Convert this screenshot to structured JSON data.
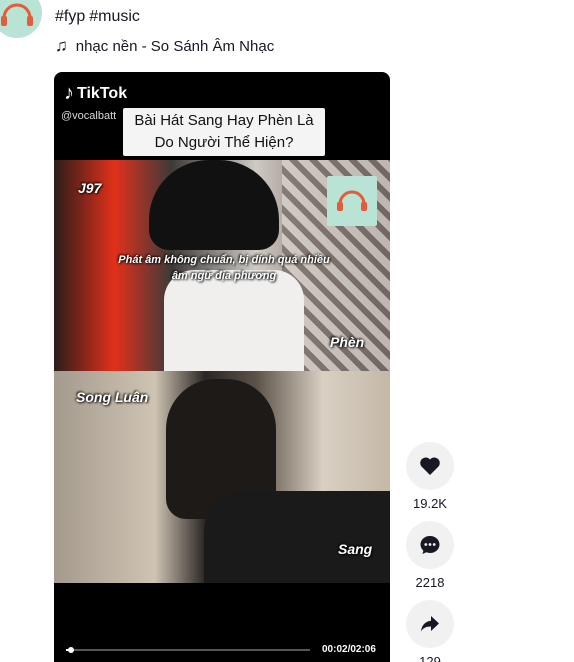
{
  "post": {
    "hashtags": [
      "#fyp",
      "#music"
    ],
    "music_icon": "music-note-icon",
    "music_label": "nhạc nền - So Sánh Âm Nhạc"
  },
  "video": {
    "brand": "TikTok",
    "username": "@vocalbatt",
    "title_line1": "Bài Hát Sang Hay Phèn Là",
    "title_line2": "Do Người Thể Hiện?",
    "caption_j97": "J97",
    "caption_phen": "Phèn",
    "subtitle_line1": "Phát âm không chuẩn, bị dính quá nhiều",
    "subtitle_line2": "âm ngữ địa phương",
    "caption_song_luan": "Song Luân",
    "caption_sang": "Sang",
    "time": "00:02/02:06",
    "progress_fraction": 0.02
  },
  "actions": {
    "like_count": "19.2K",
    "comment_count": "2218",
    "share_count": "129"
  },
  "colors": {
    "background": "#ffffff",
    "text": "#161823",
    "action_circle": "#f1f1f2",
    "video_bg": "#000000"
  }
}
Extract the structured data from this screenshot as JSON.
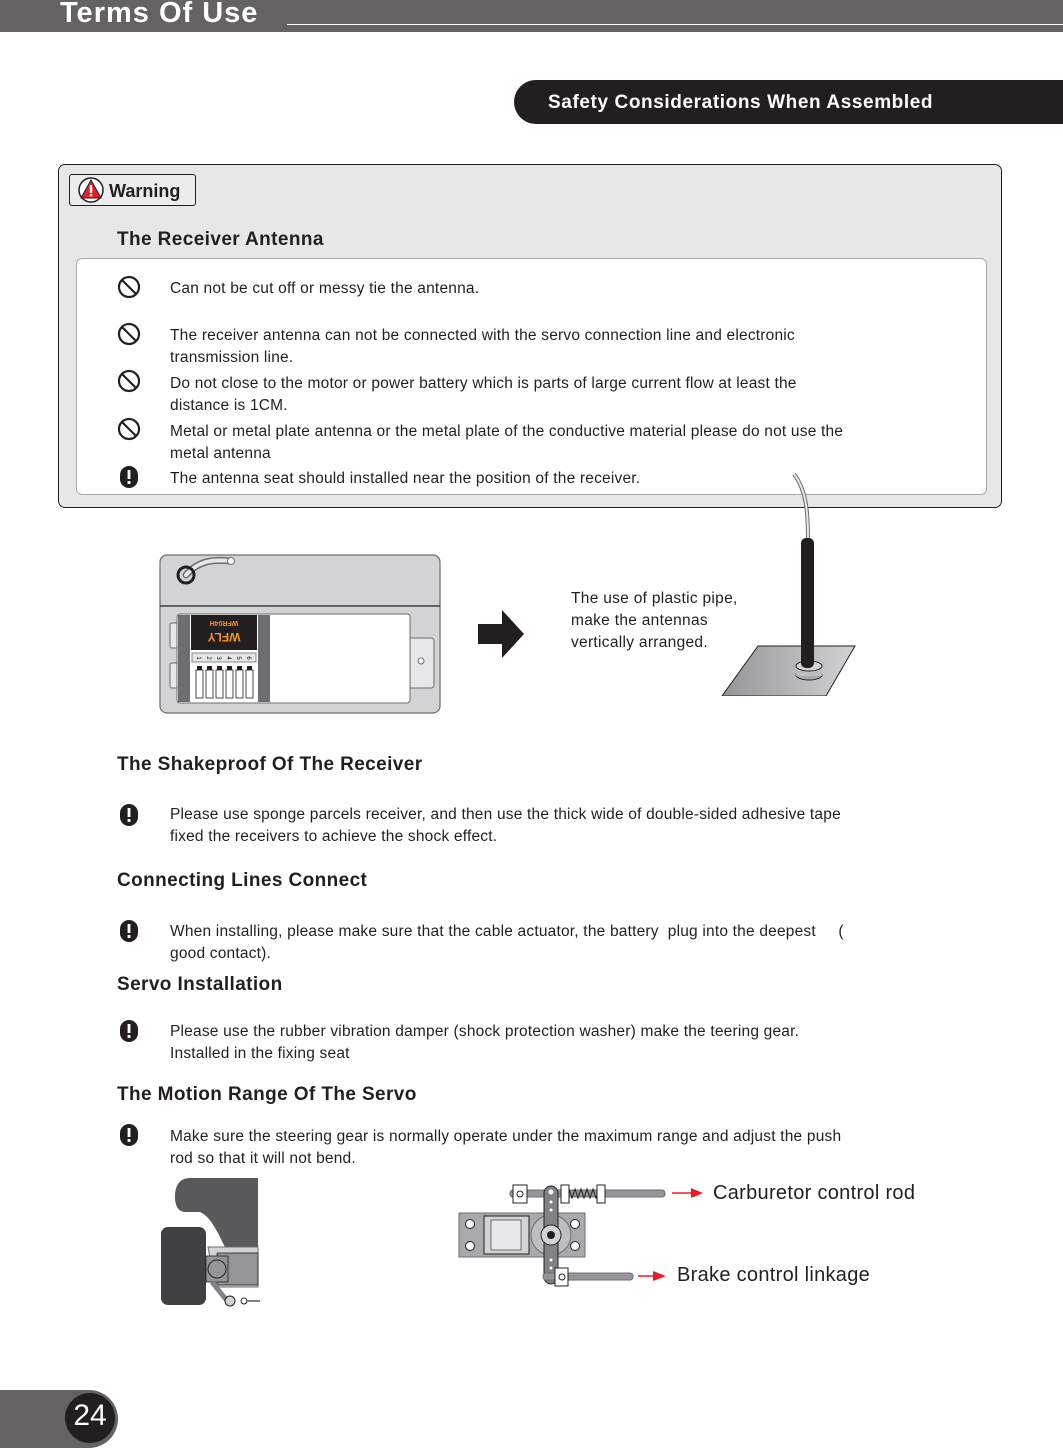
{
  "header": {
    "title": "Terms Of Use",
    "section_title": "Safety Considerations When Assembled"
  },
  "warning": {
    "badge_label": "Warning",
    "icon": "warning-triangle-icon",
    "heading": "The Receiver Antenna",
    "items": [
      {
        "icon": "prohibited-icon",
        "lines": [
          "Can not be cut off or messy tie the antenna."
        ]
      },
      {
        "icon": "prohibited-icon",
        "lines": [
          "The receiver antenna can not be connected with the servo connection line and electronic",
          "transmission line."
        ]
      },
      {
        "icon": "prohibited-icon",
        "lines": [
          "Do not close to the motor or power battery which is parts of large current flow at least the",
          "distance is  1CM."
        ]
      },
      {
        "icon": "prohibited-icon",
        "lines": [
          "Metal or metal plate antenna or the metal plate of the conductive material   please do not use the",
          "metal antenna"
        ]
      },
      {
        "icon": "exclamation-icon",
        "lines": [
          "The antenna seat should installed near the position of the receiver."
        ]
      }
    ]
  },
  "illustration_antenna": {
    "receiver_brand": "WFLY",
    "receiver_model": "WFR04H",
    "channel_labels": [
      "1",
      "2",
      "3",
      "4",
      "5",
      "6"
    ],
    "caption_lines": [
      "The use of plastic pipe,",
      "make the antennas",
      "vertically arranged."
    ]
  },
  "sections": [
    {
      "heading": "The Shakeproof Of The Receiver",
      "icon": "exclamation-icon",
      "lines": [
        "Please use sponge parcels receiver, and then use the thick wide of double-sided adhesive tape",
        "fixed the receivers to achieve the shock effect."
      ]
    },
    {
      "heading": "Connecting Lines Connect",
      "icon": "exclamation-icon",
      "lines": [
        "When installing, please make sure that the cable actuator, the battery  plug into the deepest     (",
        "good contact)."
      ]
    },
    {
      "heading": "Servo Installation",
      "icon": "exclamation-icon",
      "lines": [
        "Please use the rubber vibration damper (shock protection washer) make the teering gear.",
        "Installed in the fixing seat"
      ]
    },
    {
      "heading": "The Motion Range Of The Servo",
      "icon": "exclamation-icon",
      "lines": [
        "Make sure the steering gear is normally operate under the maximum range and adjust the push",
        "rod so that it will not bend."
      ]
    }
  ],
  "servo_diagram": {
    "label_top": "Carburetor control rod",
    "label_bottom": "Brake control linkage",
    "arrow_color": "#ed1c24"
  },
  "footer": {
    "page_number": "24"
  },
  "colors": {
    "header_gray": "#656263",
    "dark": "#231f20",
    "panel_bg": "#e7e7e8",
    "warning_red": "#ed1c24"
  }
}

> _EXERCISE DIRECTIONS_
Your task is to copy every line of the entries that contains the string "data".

> _OUTPUT BELOW_
Convert this screenshot to structured JSON data.
Extract the structured data from this screenshot as JSON.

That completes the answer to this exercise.